There are two broad areas of writing: the technical side, for example, handwriting, spelling, grammar & punctuation, and the composition side, for example, planning, sharing ideas and communicating for a purpose. Learning to write is a complex process because good writing involves balancing all these different parts. There is a lot for a child to juggle. We aim to help children develop their voice and to learn the skills necessary to communicate effectively through the written word- and to enjoy themselves.
Most writing is done through our topics and therefore will also be cross curricular, for example writing in a geography topic lesson is just as important as in an English lesson. During English lessons, writing is taught by studying examples of different types of text. Children are provided with high quality examples of texts so they can see and discuss what effective writing looks like. Writing will be modelled by the teacher so that children see and understand the steps a writer goes through and what their thinking process can be. Relevant points of grammar and punctuation are taught within English lessons.
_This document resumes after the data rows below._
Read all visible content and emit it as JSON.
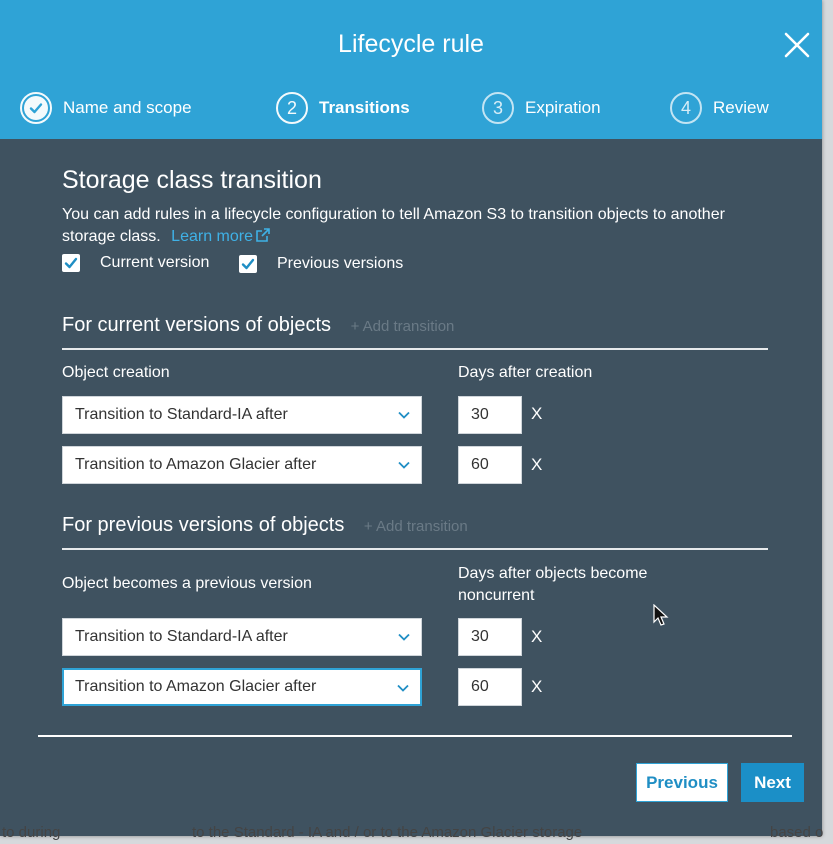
{
  "dialog": {
    "title": "Lifecycle rule",
    "close_icon": "close-icon"
  },
  "steps": [
    {
      "number": "1",
      "label": "Name and scope",
      "state": "done"
    },
    {
      "number": "2",
      "label": "Transitions",
      "state": "active"
    },
    {
      "number": "3",
      "label": "Expiration",
      "state": "pending"
    },
    {
      "number": "4",
      "label": "Review",
      "state": "pending"
    }
  ],
  "storage": {
    "heading": "Storage class transition",
    "description": "You can add rules in a lifecycle configuration to tell Amazon S3 to transition objects to another storage class.",
    "learn_more": "Learn more",
    "current_version_label": "Current version",
    "current_version_checked": true,
    "previous_versions_label": "Previous versions",
    "previous_versions_checked": true
  },
  "current_section": {
    "title": "For current versions of objects",
    "add_label": "+ Add transition",
    "col1_label": "Object creation",
    "col2_label": "Days after creation",
    "rows": [
      {
        "transition": "Transition to Standard-IA after",
        "days": "30",
        "remove": "X"
      },
      {
        "transition": "Transition to Amazon Glacier after",
        "days": "60",
        "remove": "X"
      }
    ]
  },
  "previous_section": {
    "title": "For previous versions of objects",
    "add_label": "+ Add transition",
    "col1_label": "Object becomes a previous version",
    "col2_label": "Days after objects become noncurrent",
    "rows": [
      {
        "transition": "Transition to Standard-IA after",
        "days": "30",
        "remove": "X"
      },
      {
        "transition": "Transition to Amazon Glacier after",
        "days": "60",
        "remove": "X"
      }
    ]
  },
  "footer": {
    "previous_label": "Previous",
    "next_label": "Next"
  },
  "background_text": {
    "left": "to during",
    "middle": "to the Standard - IA and / or to the Amazon Glacier storage",
    "right": "based o"
  },
  "colors": {
    "header": "#2fa3d6",
    "body": "#3f5260",
    "link": "#3fb1e6",
    "primary_button": "#1b8fc7"
  }
}
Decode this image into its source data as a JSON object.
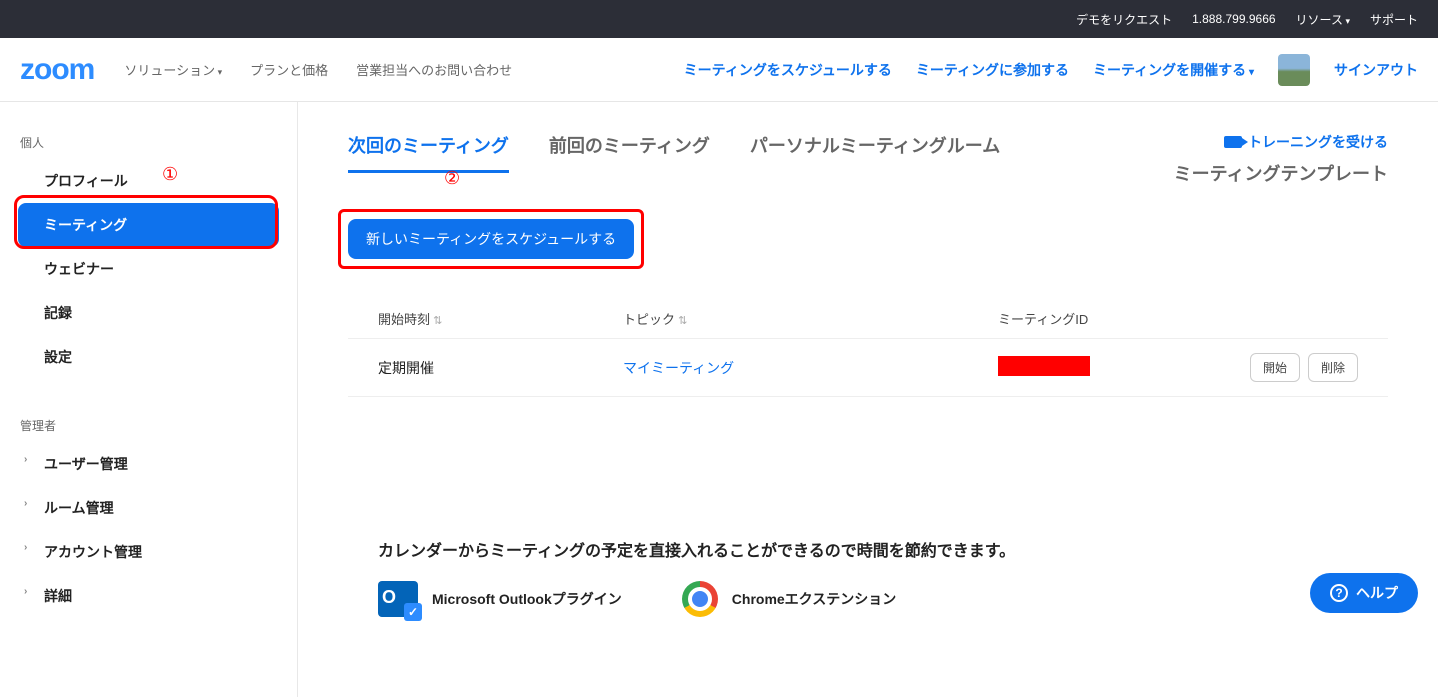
{
  "topbar": {
    "demo": "デモをリクエスト",
    "phone": "1.888.799.9666",
    "resources": "リソース",
    "support": "サポート"
  },
  "header": {
    "logo": "zoom",
    "nav": {
      "solutions": "ソリューション",
      "plans": "プランと価格",
      "contact": "営業担当へのお問い合わせ"
    },
    "actions": {
      "schedule": "ミーティングをスケジュールする",
      "join": "ミーティングに参加する",
      "host": "ミーティングを開催する",
      "signout": "サインアウト"
    }
  },
  "sidebar": {
    "personal_heading": "個人",
    "items": {
      "profile": "プロフィール",
      "meeting": "ミーティング",
      "webinar": "ウェビナー",
      "recording": "記録",
      "settings": "設定"
    },
    "admin_heading": "管理者",
    "admin": {
      "user": "ユーザー管理",
      "room": "ルーム管理",
      "account": "アカウント管理",
      "advanced": "詳細"
    }
  },
  "annotations": {
    "one": "①",
    "two": "②"
  },
  "tabs": {
    "upcoming": "次回のミーティング",
    "previous": "前回のミーティング",
    "personal_room": "パーソナルミーティングルーム",
    "templates": "ミーティングテンプレート",
    "training": "トレーニングを受ける"
  },
  "schedule_button": "新しいミーティングをスケジュールする",
  "table": {
    "headers": {
      "start_time": "開始時刻",
      "topic": "トピック",
      "meeting_id": "ミーティングID"
    },
    "row": {
      "time": "定期開催",
      "topic": "マイミーティング"
    },
    "actions": {
      "start": "開始",
      "delete": "削除"
    }
  },
  "calendar": {
    "title": "カレンダーからミーティングの予定を直接入れることができるので時間を節約できます。",
    "outlook": "Microsoft Outlookプラグイン",
    "chrome": "Chromeエクステンション"
  },
  "help": "ヘルプ"
}
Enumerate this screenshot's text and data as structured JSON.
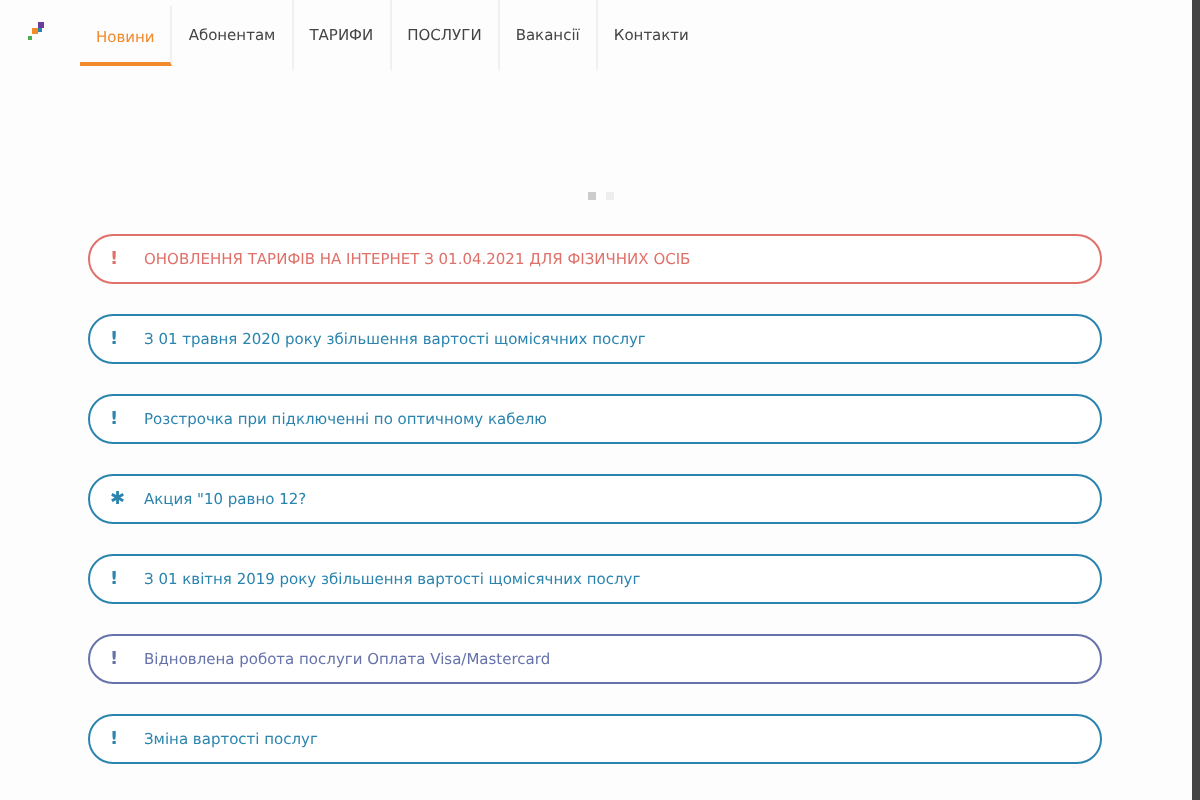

To continue to improve the quality of writing in our school we introduced an initiative called ‘Write-On’. The aim is to help the children to build resilience when writing longer pieces of writing; to provide a whole school topic where children can see the development through the school, and to create regular times for children to incorporate their classroom learning into an independent piece of writing. This also serves as a useful assessment opportunity for teachers to then adapt their teaching as appropriate.
Teaching & Learning
Write-On runs across the whole school with everyone discussing the same topic and genre of writing (poem, letter, story etc). A talk topic is set as a homework activity so families can discuss this together. This is an important part of the process as it gives children time to develop their thoughts and imagination. Later in the week, a quiet and extended session is set aside for the children to write. Work is displayed on a Write-On board to share and celebrate writing. This year this will be run every two weeks.
We asked the children, staff and parents what they thought about Write- On.
Teacher: “It allows them to run with their imaginations, practise writing silently and writing more extensively. It has been amazing how it has helped build stamina.”
Teacher: “Children have been given an opportunity to look at a wide range of genres. There has been lots of celebrating their own and others’ writing.”
Child: “It’s hard but fun and when you finish you feel good about yourself.”
Child: “I liked it being creative. You really had to think. It helped my imagination.”
Parent: "It helped thinking ahead about what to write and children were very excited about it."
Parent: "It helped to come up with different ideas and enriched their vocabulary. We enjoyed discussing them as a family."
Parent: "It encouraged my son to put in more effort to see good results. It gave him time and structure to prepare ideas."
Equality of opportunity
Talking about the topic is essential preparation for Write-On. Children who do not have this opportunity at home are identified and additional ‘talk groups’ are formed to give them a chance to clarify their ideas, plan their writing and develop their vocabulary.
Chrome books are provided for children who find writing at length physically challenging. Children who require additional support in their writing can recieve an intervention called 'Write Away Together'.